━━ Task input ━━

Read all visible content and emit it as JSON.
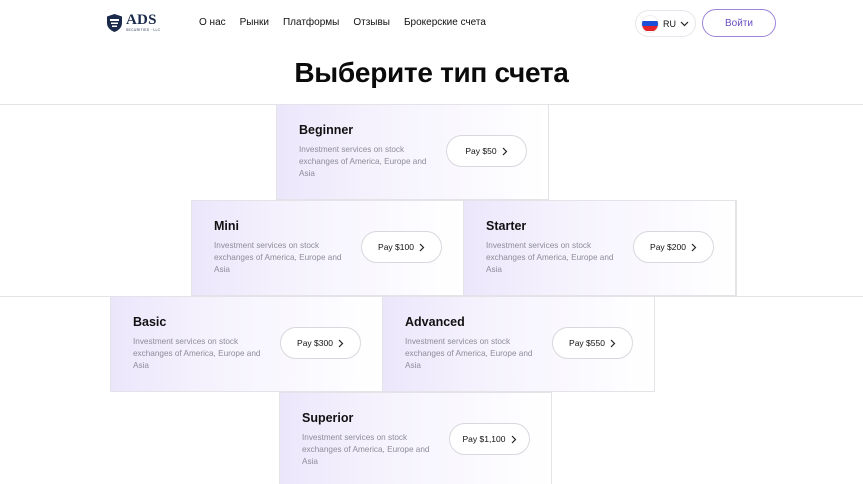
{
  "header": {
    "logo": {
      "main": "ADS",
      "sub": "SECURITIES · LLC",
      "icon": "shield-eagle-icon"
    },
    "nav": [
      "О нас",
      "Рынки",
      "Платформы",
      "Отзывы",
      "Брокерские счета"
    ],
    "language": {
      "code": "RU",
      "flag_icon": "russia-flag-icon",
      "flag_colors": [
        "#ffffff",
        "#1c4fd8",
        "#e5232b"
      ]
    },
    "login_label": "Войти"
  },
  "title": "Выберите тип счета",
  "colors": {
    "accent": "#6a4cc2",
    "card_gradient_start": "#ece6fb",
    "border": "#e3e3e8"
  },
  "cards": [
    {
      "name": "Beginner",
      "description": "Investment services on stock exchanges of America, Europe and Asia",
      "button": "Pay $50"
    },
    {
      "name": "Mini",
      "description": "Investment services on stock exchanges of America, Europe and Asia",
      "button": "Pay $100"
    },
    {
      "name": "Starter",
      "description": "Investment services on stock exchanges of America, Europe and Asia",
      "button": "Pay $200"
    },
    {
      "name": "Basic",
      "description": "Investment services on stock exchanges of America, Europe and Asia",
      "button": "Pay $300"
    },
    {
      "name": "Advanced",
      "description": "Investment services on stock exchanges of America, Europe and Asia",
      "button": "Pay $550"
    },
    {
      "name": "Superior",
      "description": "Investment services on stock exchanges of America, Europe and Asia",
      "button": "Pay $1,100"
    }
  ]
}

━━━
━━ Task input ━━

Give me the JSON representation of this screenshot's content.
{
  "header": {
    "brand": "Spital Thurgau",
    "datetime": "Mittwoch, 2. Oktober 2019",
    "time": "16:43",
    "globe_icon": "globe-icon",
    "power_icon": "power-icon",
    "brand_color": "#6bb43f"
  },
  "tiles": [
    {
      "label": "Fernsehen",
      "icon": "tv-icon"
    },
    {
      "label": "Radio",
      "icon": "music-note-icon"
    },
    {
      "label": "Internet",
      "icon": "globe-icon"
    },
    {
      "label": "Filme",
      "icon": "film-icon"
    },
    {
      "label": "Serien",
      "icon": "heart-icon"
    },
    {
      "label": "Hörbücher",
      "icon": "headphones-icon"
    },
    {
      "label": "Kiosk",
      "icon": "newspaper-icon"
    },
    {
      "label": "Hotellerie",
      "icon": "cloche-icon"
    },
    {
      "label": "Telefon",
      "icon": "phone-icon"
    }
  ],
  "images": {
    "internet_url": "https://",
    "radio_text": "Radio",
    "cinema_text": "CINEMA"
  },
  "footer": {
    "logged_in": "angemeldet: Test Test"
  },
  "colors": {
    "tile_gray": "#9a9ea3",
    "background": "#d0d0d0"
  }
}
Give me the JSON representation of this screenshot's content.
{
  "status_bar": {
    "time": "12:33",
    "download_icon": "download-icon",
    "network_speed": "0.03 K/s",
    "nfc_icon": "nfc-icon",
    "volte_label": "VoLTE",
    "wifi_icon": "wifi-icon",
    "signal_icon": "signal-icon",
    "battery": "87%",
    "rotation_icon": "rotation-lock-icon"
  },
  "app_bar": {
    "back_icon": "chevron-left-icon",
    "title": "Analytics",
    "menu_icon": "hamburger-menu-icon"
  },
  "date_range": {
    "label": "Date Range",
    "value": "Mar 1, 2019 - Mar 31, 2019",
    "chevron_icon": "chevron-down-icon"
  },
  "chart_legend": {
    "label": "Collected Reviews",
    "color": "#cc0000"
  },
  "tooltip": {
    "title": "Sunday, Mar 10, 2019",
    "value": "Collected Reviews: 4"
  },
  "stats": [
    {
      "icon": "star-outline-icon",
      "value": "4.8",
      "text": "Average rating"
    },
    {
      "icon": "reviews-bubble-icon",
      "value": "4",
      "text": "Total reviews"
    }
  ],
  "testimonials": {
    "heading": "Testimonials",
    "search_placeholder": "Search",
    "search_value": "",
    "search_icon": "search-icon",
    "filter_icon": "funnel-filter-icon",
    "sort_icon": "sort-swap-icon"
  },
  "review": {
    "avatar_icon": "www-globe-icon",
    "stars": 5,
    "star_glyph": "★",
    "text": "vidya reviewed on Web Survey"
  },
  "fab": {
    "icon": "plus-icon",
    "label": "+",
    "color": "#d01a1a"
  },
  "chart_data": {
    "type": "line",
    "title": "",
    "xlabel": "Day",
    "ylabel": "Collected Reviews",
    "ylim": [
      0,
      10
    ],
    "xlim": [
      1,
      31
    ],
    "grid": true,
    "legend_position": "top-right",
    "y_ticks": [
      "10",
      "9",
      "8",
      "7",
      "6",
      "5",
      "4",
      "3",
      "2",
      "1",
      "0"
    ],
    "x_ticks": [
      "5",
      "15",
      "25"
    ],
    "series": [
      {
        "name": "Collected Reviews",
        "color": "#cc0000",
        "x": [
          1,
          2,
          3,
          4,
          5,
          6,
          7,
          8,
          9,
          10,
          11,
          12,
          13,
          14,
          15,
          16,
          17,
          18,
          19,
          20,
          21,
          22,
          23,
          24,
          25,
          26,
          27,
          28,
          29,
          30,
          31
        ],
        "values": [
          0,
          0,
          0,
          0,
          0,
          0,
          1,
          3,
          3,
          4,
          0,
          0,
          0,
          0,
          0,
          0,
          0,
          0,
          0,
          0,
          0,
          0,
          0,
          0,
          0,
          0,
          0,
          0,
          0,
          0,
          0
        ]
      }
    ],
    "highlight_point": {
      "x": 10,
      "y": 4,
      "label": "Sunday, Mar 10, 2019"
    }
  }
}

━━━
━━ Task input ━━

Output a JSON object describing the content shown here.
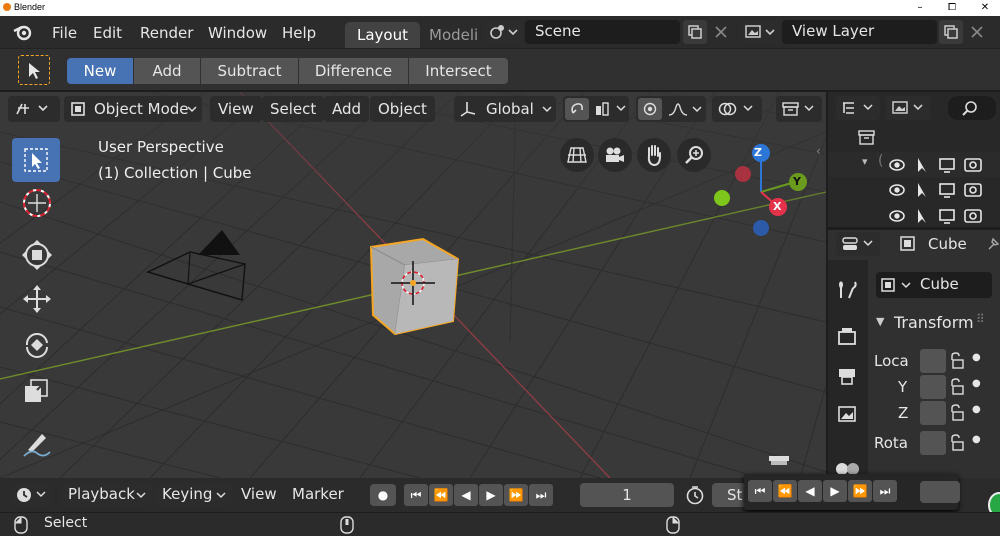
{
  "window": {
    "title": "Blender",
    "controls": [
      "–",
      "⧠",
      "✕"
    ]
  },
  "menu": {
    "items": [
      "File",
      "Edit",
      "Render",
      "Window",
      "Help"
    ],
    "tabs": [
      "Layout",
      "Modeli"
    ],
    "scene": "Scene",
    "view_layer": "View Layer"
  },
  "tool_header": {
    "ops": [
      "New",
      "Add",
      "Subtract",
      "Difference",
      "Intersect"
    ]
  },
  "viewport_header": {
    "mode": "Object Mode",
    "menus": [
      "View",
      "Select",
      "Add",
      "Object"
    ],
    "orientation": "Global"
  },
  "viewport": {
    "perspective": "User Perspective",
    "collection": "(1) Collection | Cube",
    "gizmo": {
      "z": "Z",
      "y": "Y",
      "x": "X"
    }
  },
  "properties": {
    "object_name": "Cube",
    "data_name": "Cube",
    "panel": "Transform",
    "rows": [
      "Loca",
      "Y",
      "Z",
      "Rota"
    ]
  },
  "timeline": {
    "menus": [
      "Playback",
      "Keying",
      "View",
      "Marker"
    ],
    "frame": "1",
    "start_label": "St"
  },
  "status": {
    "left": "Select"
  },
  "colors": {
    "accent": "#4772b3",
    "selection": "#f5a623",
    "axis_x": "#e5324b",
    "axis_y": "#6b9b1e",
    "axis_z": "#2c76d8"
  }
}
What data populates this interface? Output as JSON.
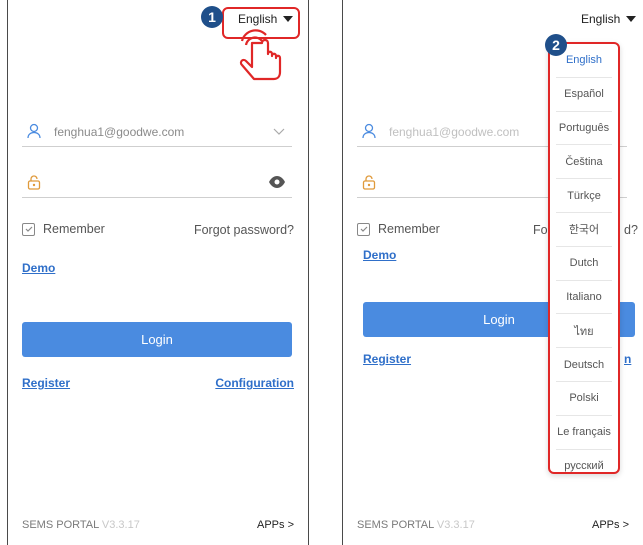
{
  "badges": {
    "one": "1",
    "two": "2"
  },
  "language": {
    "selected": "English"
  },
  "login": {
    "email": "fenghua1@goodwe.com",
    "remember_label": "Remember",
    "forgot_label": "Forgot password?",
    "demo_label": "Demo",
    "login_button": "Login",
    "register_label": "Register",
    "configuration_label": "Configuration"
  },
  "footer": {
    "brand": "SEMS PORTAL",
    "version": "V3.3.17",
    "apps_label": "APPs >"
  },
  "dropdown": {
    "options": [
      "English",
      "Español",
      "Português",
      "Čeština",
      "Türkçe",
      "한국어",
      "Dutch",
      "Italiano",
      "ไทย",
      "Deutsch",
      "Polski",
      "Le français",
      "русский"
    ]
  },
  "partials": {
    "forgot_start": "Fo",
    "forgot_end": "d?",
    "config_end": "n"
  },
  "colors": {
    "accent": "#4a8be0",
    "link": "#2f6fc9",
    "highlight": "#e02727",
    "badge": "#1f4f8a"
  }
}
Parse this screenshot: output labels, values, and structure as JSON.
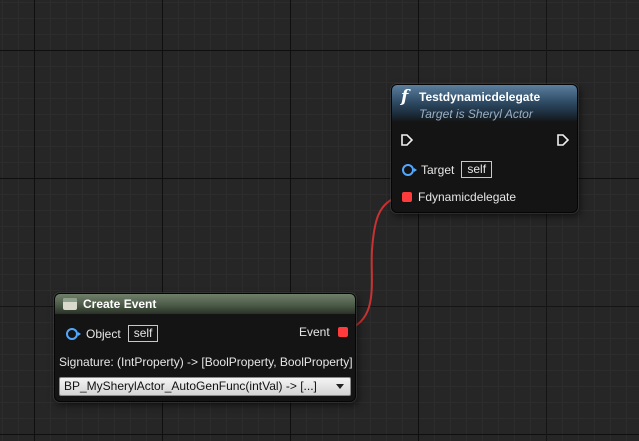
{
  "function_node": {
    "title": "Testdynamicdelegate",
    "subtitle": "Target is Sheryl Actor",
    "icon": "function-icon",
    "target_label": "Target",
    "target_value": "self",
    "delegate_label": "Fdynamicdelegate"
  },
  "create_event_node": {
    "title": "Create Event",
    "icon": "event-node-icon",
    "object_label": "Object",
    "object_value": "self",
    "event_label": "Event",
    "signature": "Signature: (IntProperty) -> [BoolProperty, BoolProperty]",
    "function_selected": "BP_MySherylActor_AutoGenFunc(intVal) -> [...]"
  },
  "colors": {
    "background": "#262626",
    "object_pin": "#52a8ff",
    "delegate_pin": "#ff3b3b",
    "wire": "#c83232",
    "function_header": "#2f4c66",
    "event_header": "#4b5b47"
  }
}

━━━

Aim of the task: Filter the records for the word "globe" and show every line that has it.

Solution to the exercise:
    "globe_icon": "globe-icon",
      "icon": "globe-icon"
    "avatar_icon": "www-globe-icon",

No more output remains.